ood waste is notoriously difficult to recycle without the dreaded and ever-present smell of decomposing peels and busybody insects. This year's sustainable TEDxSydney event has found a solution to this problem in the form of GaiaRecycle - a nifty machine that dehydrates food scraps at the source and diverts it from composting and landfill streams.

Originating in South Korea, GaiaRecycle takes about nine hours to work its magic and reduces the volume of waste by a whopping 85%. What's more, the biomass that remains is an ideal fertiliser (10 times stronger than regular compost) or fuel.

"Treating the waste in this way reduces by 90% the greenhouse gas emissions that would otherwise be created in landfill," says Doug Wilson, one of the Directors at Eco Guardians.

In fact, every two tonnes of food waste kept out of landfill has virtually the same effect as taking two small cars off the road.

The installation of GaiaRecycle at TEDxSydney also means that in addition to growing it local, all food waste created at this year's event will be managed sustainably.

"All of the biomass created on the day will be donated to OzHarvest for use in the kitchen garden of their new Harvest Hub headquarters, which will also function as an educational facility and training kitchen,"says TEDxSydney Food Curator Jill Dupleix. "This way the cycle of sustainable consumption is well and truly complete."

The Sydney Opera House, too, is pleased to be in on the act. “Sydney Opera House is committed to reducing the waste we send to landfill and we congratulate TEDxSydney on their efforts to recycle the food from their event,” says Naomi Martin, Environmental Sustainability Manager.

But it's not just TEDxers who are putting more effort into in-house recycling. Municipalities and businesses all over Australia are earning themselves a big "green tick" by cancelling organic waste collections and looking into devices like GaiaRecycle.

Joost Bakker of Silo in Melbourne and Greenhouse in Perth has been composting and dehydrating since 2009. The Dutch-born restaurateur has even seen an increase in business due to his efforts.

"It's win-win," says Bakker. "Not only are we operating in a sustainable way, but we're busier than ever because of it. A lot of people come in because they're on board with the idea of a cafe that generates next to no waste.”

Aside from increased sales and patronage, Bakker admits that turning restaurant waste into biomass has other financial benefits. "We've seen the yearly rent at our Perth premises reduced by as much as $10,000 because the landlord no longer has to pay for bins to be picked up and dropped off.

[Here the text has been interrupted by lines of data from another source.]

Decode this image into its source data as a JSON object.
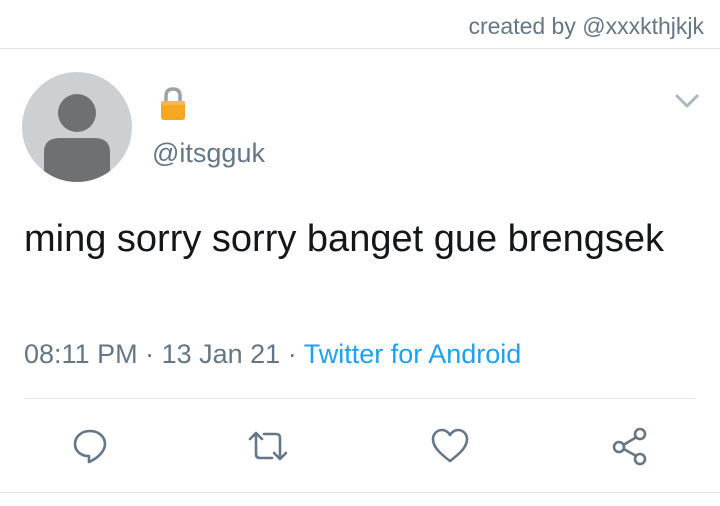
{
  "header": {
    "credit": "created by @xxxkthjkjk"
  },
  "tweet": {
    "lock_icon": "lock-icon",
    "handle": "@itsgguk",
    "text": "ming sorry sorry banget gue brengsek",
    "time": "08:11 PM",
    "date": "13 Jan 21",
    "separator": " · ",
    "source": "Twitter for Android"
  },
  "actions": {
    "reply_icon": "reply-icon",
    "retweet_icon": "retweet-icon",
    "like_icon": "heart-icon",
    "share_icon": "share-icon"
  },
  "colors": {
    "accent": "#1da1f2",
    "secondary_text": "#657786",
    "divider": "#e1e8ed",
    "lock_body": "#f5a623"
  }
}
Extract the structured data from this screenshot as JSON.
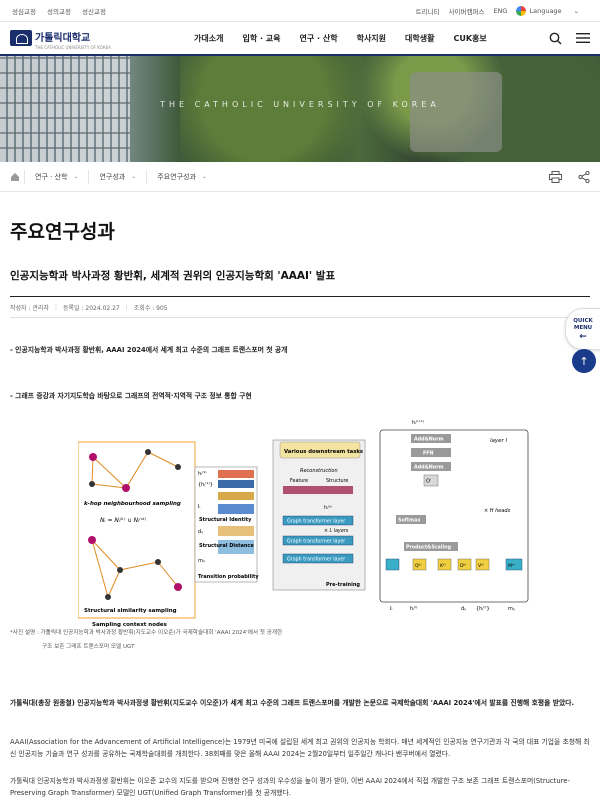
{
  "topbar": {
    "left_links": [
      "성심교정",
      "성의교정",
      "성신교정"
    ],
    "right_links": [
      "트리니티",
      "사이버캠퍼스",
      "ENG"
    ],
    "language": "Language"
  },
  "header": {
    "logo_text": "가톨릭대학교",
    "logo_sub": "THE CATHOLIC UNIVERSITY OF KOREA",
    "nav": [
      "가대소개",
      "입학 · 교육",
      "연구 · 산학",
      "학사지원",
      "대학생활",
      "CUK홍보"
    ]
  },
  "banner": {
    "text": "THE CATHOLIC UNIVERSITY OF KOREA"
  },
  "breadcrumb": [
    "연구 · 산학",
    "연구성과",
    "주요연구성과"
  ],
  "page_title": "주요연구성과",
  "article": {
    "title": "인공지능학과 박사과정 황반휘, 세계적 권위의 인공지능학회 'AAAI' 발표",
    "author_label": "작성자 : 관리자",
    "date_label": "등록일 : 2024.02.27",
    "views_label": "조회수 : 905",
    "bullet1": "- 인공지능학과 박사과정 황반휘, AAAI 2024에서 세계 최고 수준의 그래프 트랜스포머 첫 공개",
    "bullet2": "- 그래프 증강과 자기지도학습 바탕으로 그래프의 전역적·지역적 구조 정보 통합 구현",
    "caption1": "*사진 설명 : 가톨릭대 인공지능학과 박사과정 황반휘(지도교수 이오준)가 국제학술대회 'AAAI 2024'에서 첫 공개한",
    "caption2": "구조 보존 그래프 트랜스포머 모델 UGT",
    "para1": "가톨릭대(총장 원종철) 인공지능학과 박사과정생 황반휘(지도교수 이오준)가 세계 최고 수준의 그래프 트랜스포머를 개발한 논문으로 국제학술대회 'AAAI 2024'에서 발표를 진행해 호평을 받았다.",
    "para2": "AAAI(Association for the Advancement of Artificial Intelligence)는 1979년 미국에 설립된 세계 최고 권위의 인공지능 학회다. 매년 세계적인 인공지능 연구기관과 각 국의 대표 기업을 초청해 최신 인공지능 기술과 연구 성과를 공유하는 국제학술대회를 개최한다. 38회째를 맞은 올해 AAAI 2024는 2월20일부터 일주일간 캐나다 밴쿠버에서 열렸다.",
    "para3": "가톨릭대 인공지능학과 박사과정생 황반휘는 이오준 교수의 지도를 받으며 진행한 연구 성과의 우수성을 높이 평가 받아, 이번 AAAI 2024에서 직접 개발한 구조 보존 그래프 트랜스포머(Structure-Preserving Graph Transformer) 모델인 UGT(Unified Graph Transformer)를 첫 공개했다."
  },
  "figure": {
    "labels": {
      "khop": "k-hop neighbourhood sampling",
      "khop_formula": "Nᵢ = Nᵢ⁽ᵏ⁾ ∪ Nᵢ⁽ˢᵗ⁾",
      "similarity": "Structural similarity sampling",
      "context": "Sampling context nodes",
      "identity": "Structural Identity",
      "distance": "Structural Distance",
      "transition": "Transition probability",
      "downstream": "Various downstream tasks",
      "reconstruction": "Reconstruction",
      "feature": "Feature",
      "structure": "Structure",
      "gtl": "Graph transformer layer",
      "l_layers": "× L layers",
      "pretraining": "Pre-training",
      "layer_l": "layer l",
      "addnorm": "Add&Norm",
      "ffn": "FFN",
      "softmax": "Softmax",
      "prodscale": "Product&Scaling",
      "h_heads": "× H heads",
      "o": "Oˡ",
      "q": "Qᵏˡ",
      "k": "Kᵏˡ",
      "d": "Dᵏˡ",
      "v": "Vᵏˡ",
      "m": "Mᵏˡ",
      "h_out": "hᵢ⁽ˡ⁺¹⁾",
      "h_in_i": "hᵢ⁽ˡ⁾",
      "h_in_j": "{hⱼ⁽ˡ⁾}",
      "i_lbl": "Iᵢ",
      "dij_lbl": "dᵢⱼ",
      "mij_lbl": "mᵢⱼ",
      "hi1": "hᵢ⁽¹⁾",
      "hj1": "{hⱼ⁽¹⁾}",
      "hik": "hᵢ⁽ᵏ⁾"
    }
  },
  "quick_menu": {
    "line1": "QUICK",
    "line2": "MENU"
  },
  "colors": {
    "brand": "#1a2e6c",
    "accent": "#1a3a8a"
  }
}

There's definitely real savings to be had."

Don't forget to look for the GaiaRecycle machine at the Sydney Opera House on May 4 or you can visit Eco Guardians for more information.

Member Comments
Elke Haege ~ 30 Apr 2013 1:16 AM

I'm curious to know how GaiaRecycle is powered?

Megan McLaren ~ 28 Apr 2013 10:13 PM

A compost bin that doesn't look like a compost bin. I like it! Definitely will be having a clocer look at this on Saturday. Well done GaiaRecycle.

Adriana Bourke ~ 27 Apr 2013 9:26 PM

Looking forward to seeing how it works. Thanks GaiaRecycle!

Adriana Bourke ~ 27 Apr 2013 9:25 PM

Looking forward to seeing how it works. Thanks GaiaRecycle!

Peggy Dwyer ~ 26 Apr 2013 9:23 PM

Fantastic. I see Qantas lounge is at Ted x. What about taking these on in lounges around Australia?

Amelia Loye ~ 24 Apr 2013 12:47 PM

Love it. Can't wait to take a look and see if it'll work in my workplaces.

Kate Wild ~ 22 Apr 2013 11:39 AM

most inspiring green tech application i've heard of for years